|US8519446||Dec 12, 2008||Aug 27, 2013||Applied Nanotech Holdings, Inc.||Etch resistant gas sensor|
|US8603252||Apr 26, 2007||Dec 10, 2013||Advanced Technology Materials, Inc.||Cleaning of semiconductor processing systems|
|US8988667||Mar 28, 2012||Mar 24, 2015||Texas Instruments Incorporated||Halogen gas sensor comprising cobalt|
|US20060086376 *||Oct 26, 2004||Apr 27, 2006||Dimeo Frank Jr||Novel methods for cleaning ion implanter components|
|US20060211253 *||Mar 16, 2005||Sep 21, 2006||Ing-Shin Chen||Method and apparatus for monitoring plasma conditions in an etching plasma processing facility|
|US20060219698 *||May 24, 2006||Oct 5, 2006||Ing-Shin Chen||Feedback control system and method for maintaining constant resistance operation of electrically heated elements|
|US20080142039 *||Dec 13, 2007||Jun 19, 2008||Advanced Technology Materials, Inc.||Removal of nitride deposits|
|US20080191153 *||Mar 9, 2006||Aug 14, 2008||Advanced Technology Materials, Inc.||System For Delivery Of Reagents From Solid Sources Thereof|
|US20090058431 *||Aug 29, 2008||Mar 5, 2009||Applied Nanotech Holdings, Inc.||Etch resistant gas sensor|
|US20090090170 *||Dec 12, 2008||Apr 9, 2009||Applied Nanotech Holdings, Inc.||Etch resistant gas sensor|
|US20090305427 *||Aug 7, 2009||Dec 10, 2009||Advanced Technology Materials, Inc.||Apparatus and process for sensing fluoro species in semiconductor processing systems|
|US20100139369 *||Feb 2, 2010||Jun 10, 2010||Advanced Technology Materials, Inc.||Feedback control system and method for maintaining constant resistance operation of electrically heated elements|
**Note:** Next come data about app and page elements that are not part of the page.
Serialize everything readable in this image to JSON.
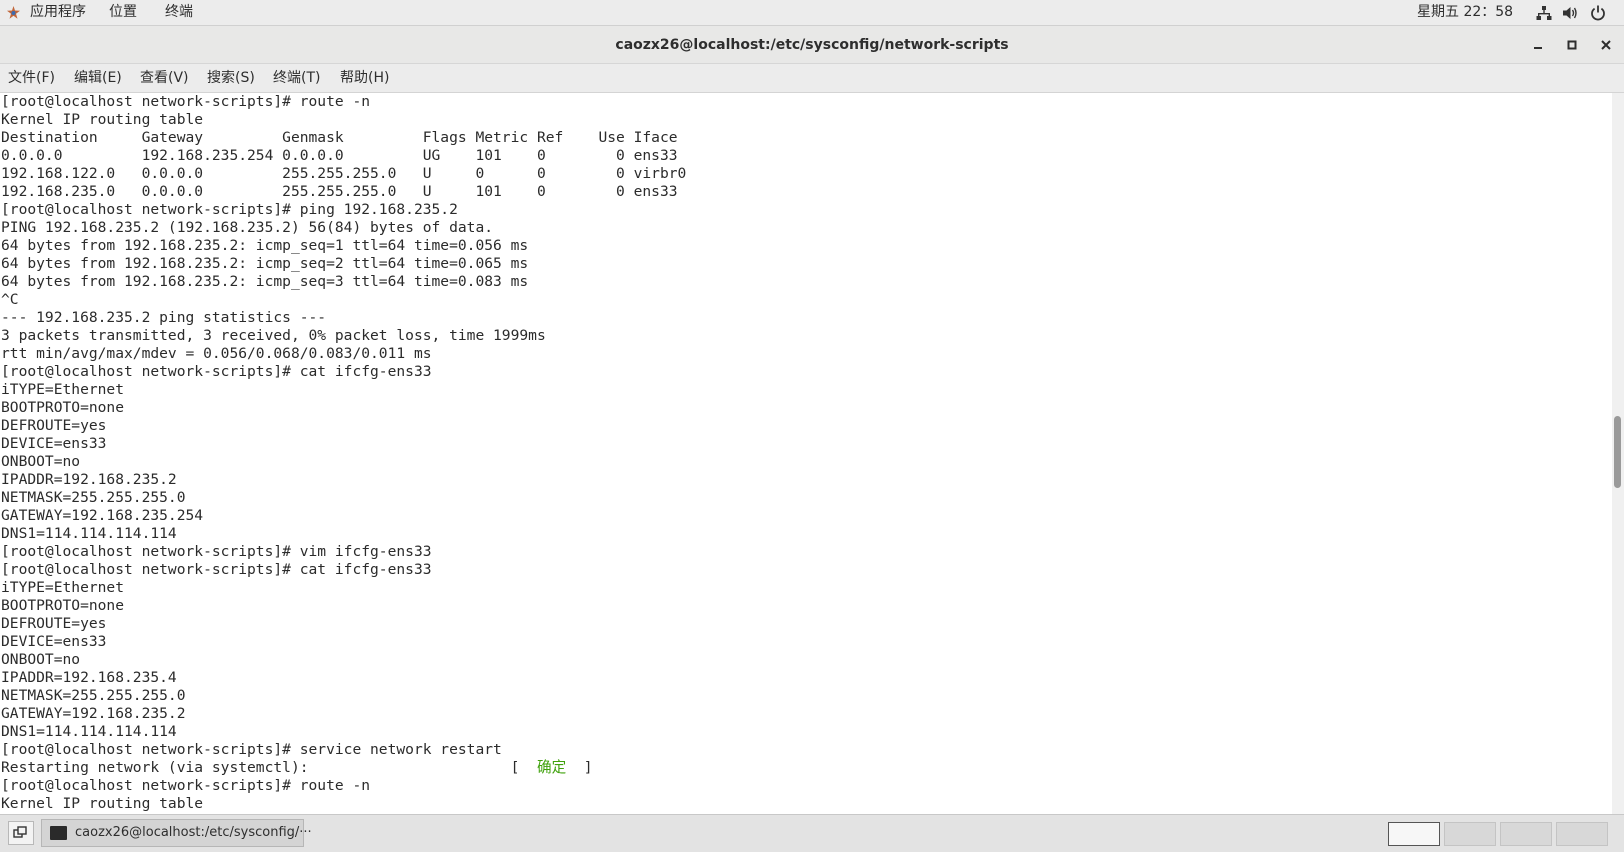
{
  "topbar": {
    "apps": "应用程序",
    "places": "位置",
    "terminal": "终端",
    "clock": "星期五 22：58",
    "icons": [
      "network-icon",
      "volume-icon",
      "power-icon"
    ]
  },
  "window": {
    "title": "caozx26@localhost:/etc/sysconfig/network-scripts",
    "buttons": [
      "minimize-icon",
      "maximize-icon",
      "close-icon"
    ]
  },
  "menubar": {
    "file": "文件(F)",
    "edit": "编辑(E)",
    "view": "查看(V)",
    "search": "搜索(S)",
    "terminal": "终端(T)",
    "help": "帮助(H)"
  },
  "terminal": {
    "lines": [
      "[root@localhost network-scripts]# route -n",
      "Kernel IP routing table",
      "Destination     Gateway         Genmask         Flags Metric Ref    Use Iface",
      "0.0.0.0         192.168.235.254 0.0.0.0         UG    101    0        0 ens33",
      "192.168.122.0   0.0.0.0         255.255.255.0   U     0      0        0 virbr0",
      "192.168.235.0   0.0.0.0         255.255.255.0   U     101    0        0 ens33",
      "[root@localhost network-scripts]# ping 192.168.235.2",
      "PING 192.168.235.2 (192.168.235.2) 56(84) bytes of data.",
      "64 bytes from 192.168.235.2: icmp_seq=1 ttl=64 time=0.056 ms",
      "64 bytes from 192.168.235.2: icmp_seq=2 ttl=64 time=0.065 ms",
      "64 bytes from 192.168.235.2: icmp_seq=3 ttl=64 time=0.083 ms",
      "^C",
      "--- 192.168.235.2 ping statistics ---",
      "3 packets transmitted, 3 received, 0% packet loss, time 1999ms",
      "rtt min/avg/max/mdev = 0.056/0.068/0.083/0.011 ms",
      "[root@localhost network-scripts]# cat ifcfg-ens33",
      "iTYPE=Ethernet",
      "BOOTPROTO=none",
      "DEFROUTE=yes",
      "DEVICE=ens33",
      "ONBOOT=no",
      "IPADDR=192.168.235.2",
      "NETMASK=255.255.255.0",
      "GATEWAY=192.168.235.254",
      "DNS1=114.114.114.114",
      "[root@localhost network-scripts]# vim ifcfg-ens33",
      "[root@localhost network-scripts]# cat ifcfg-ens33",
      "iTYPE=Ethernet",
      "BOOTPROTO=none",
      "DEFROUTE=yes",
      "DEVICE=ens33",
      "ONBOOT=no",
      "IPADDR=192.168.235.4",
      "NETMASK=255.255.255.0",
      "GATEWAY=192.168.235.2",
      "DNS1=114.114.114.114",
      "[root@localhost network-scripts]# service network restart",
      "RESTART_LINE",
      "[root@localhost network-scripts]# route -n",
      "Kernel IP routing table"
    ],
    "restart_prefix": "Restarting network (via systemctl):",
    "restart_ok": "确定",
    "ok_color": "#3fa10c"
  },
  "taskbar": {
    "task_label": "caozx26@localhost:/etc/sysconfig/···",
    "workspaces": 4
  }
}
|US20100154835 *||Apr 26, 2007||Jun 24, 2010||Advanced Technology Materials, Inc.||Cleaning of semiconductor processing systems|
|US20130032903 *||Jul 24, 2012||Feb 7, 2013||Nxp B.V.||Integrated circuit with sensor and method of manufacturing such an integrated circuit|
|US20150177171 *||Mar 4, 2014||Jun 25, 2015||Samsung Electro-Mechanics Co., Ltd.||Gas sensor package|
|U.S. Classification||73/23.2, 73/23.4, 73/31.06|
|International Classification||G01N33/00, G01N7/00|
|Cooperative Classification||G01N27/128, H01J37/3244, H01J37/32935, G01N27/16, H01J37/32981|
|European Classification||H01J37/32S4J, H01J37/32S4, H01J37/32O2, G01N27/12F, G01N27/16|
|Feb 23, 2004||AS||Assignment|
Owner name: ADVANCED TECHNOLOGY MATERIALS, INC., CONNECTICUT
Free format text: ASSIGNMENT OF ASSIGNORS INTEREST;ASSIGNORS:DIMEO, JR., FRANK;CHEN, PHILIP S.H.;CHEN, ING-SHIN;AND OTHERS;REEL/FRAME:015024/0487;SIGNING DATES FROM 20040212 TO 20040218
|May 17, 2011||FPAY||Fee payment|
Year of fee payment: 4
|May 1, 2014||AS||Assignment|
Owner name: GOLDMAN SACHS BANK USA, AS COLLATERAL AGENT, NEW Y
Free format text: SECURITY INTEREST;ASSIGNORS:ENTEGRIS, INC.;POCO GRAPHITE, INC.;ATMI, INC.;AND OTHERS;REEL/FRAME:032815/0852
Effective date: 20140430
|May 2, 2014||AS||Assignment|
Owner name: GOLDMAN SACHS BANK USA, AS COLLATERAL AGENT, NEW Y
Free format text: SECURITY INTEREST;ASSIGNORS:ENTEGRIS, INC.;POCO GRAPHITE, INC.;ATMI, INC.;AND OTHERS;REEL/FRAME:032812/0192
Effective date: 20140430
|Feb 4, 2015||AS||Assignment|
Owner name: ENTEGRIS, INC., MASSACHUSETTS
Free format text: ASSIGNMENT OF ASSIGNORS INTEREST;ASSIGNOR:ADVANCED TECHNOLOGY MATERIALS, INC.;REEL/FRAME:034894/0025
Effective date: 20150204
|Apr 21, 2015||FPAY||Fee payment|
Year of fee payment: 8